Please write out all of the entries without altering anything.

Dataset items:
▬▬▬▬▬▬

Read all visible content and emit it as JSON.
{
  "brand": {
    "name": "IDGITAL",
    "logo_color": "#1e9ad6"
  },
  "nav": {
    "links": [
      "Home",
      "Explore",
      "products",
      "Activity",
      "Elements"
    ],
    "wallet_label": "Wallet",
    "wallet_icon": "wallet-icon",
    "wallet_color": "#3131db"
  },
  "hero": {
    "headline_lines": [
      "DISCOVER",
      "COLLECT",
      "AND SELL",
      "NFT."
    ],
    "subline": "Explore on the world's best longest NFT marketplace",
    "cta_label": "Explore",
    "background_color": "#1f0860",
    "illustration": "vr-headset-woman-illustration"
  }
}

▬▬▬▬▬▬

## RESPONSE TO THE TASK
Read all visible content and emit it as JSON.
{
  "brand": {
    "name": "IDGITAL",
    "logo_color": "#1e9ad6"
  },
  "nav": {
    "links": [
      "Home",
      "Explore",
      "products",
      "Activity",
      "Elements"
    ],
    "wallet_label": "Wallet",
    "wallet_icon": "wallet-icon",
    "wallet_color": "#3131db"
  },
  "hero": {
    "headline_lines": [
      "DISCOVER",
      "COLLECT",
      "AND SELL",
      "NFT."
    ],
    "subline": "Explore on the world's best longest NFT marketplace",
    "cta_label": "Explore",
    "background_color": "#1f0860",
    "illustration": "vr-headset-woman-illustration"
  }
}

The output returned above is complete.